** Extracted data follows **

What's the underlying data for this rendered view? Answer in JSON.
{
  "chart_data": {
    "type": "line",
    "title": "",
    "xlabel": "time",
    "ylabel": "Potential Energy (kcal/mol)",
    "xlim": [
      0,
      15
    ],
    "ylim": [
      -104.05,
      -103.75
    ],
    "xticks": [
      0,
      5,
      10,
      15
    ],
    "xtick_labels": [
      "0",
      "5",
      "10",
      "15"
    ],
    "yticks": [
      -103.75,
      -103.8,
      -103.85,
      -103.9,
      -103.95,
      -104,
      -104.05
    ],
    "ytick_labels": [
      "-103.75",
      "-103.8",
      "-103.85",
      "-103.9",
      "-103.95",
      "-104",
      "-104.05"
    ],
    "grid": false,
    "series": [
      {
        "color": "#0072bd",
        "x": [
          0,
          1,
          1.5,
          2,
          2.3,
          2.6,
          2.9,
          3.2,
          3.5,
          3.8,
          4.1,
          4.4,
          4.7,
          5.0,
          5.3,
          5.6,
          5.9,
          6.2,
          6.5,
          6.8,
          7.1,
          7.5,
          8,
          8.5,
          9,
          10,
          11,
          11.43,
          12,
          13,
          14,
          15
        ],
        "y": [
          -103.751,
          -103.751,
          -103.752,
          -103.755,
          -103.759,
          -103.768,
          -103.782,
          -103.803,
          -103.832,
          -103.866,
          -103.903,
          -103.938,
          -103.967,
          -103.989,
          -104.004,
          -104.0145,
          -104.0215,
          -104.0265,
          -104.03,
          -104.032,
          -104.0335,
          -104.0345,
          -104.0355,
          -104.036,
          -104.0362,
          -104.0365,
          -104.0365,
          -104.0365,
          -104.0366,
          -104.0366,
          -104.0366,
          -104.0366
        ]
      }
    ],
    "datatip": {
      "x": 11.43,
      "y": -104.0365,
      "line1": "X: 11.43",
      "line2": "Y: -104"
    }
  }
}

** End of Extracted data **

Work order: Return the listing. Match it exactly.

Task result:
What's the underlying data for this rendered view? Answer in JSON.
{
  "chart_data": {
    "type": "line",
    "title": "",
    "xlabel": "time",
    "ylabel": "Potential Energy (kcal/mol)",
    "xlim": [
      0,
      15
    ],
    "ylim": [
      -104.05,
      -103.75
    ],
    "xticks": [
      0,
      5,
      10,
      15
    ],
    "xtick_labels": [
      "0",
      "5",
      "10",
      "15"
    ],
    "yticks": [
      -103.75,
      -103.8,
      -103.85,
      -103.9,
      -103.95,
      -104,
      -104.05
    ],
    "ytick_labels": [
      "-103.75",
      "-103.8",
      "-103.85",
      "-103.9",
      "-103.95",
      "-104",
      "-104.05"
    ],
    "grid": false,
    "series": [
      {
        "color": "#0072bd",
        "x": [
          0,
          1,
          1.5,
          2,
          2.3,
          2.6,
          2.9,
          3.2,
          3.5,
          3.8,
          4.1,
          4.4,
          4.7,
          5.0,
          5.3,
          5.6,
          5.9,
          6.2,
          6.5,
          6.8,
          7.1,
          7.5,
          8,
          8.5,
          9,
          10,
          11,
          11.43,
          12,
          13,
          14,
          15
        ],
        "y": [
          -103.751,
          -103.751,
          -103.752,
          -103.755,
          -103.759,
          -103.768,
          -103.782,
          -103.803,
          -103.832,
          -103.866,
          -103.903,
          -103.938,
          -103.967,
          -103.989,
          -104.004,
          -104.0145,
          -104.0215,
          -104.0265,
          -104.03,
          -104.032,
          -104.0335,
          -104.0345,
          -104.0355,
          -104.036,
          -104.0362,
          -104.0365,
          -104.0365,
          -104.0365,
          -104.0366,
          -104.0366,
          -104.0366,
          -104.0366
        ]
      }
    ],
    "datatip": {
      "x": 11.43,
      "y": -104.0365,
      "line1": "X: 11.43",
      "line2": "Y: -104"
    }
  }
}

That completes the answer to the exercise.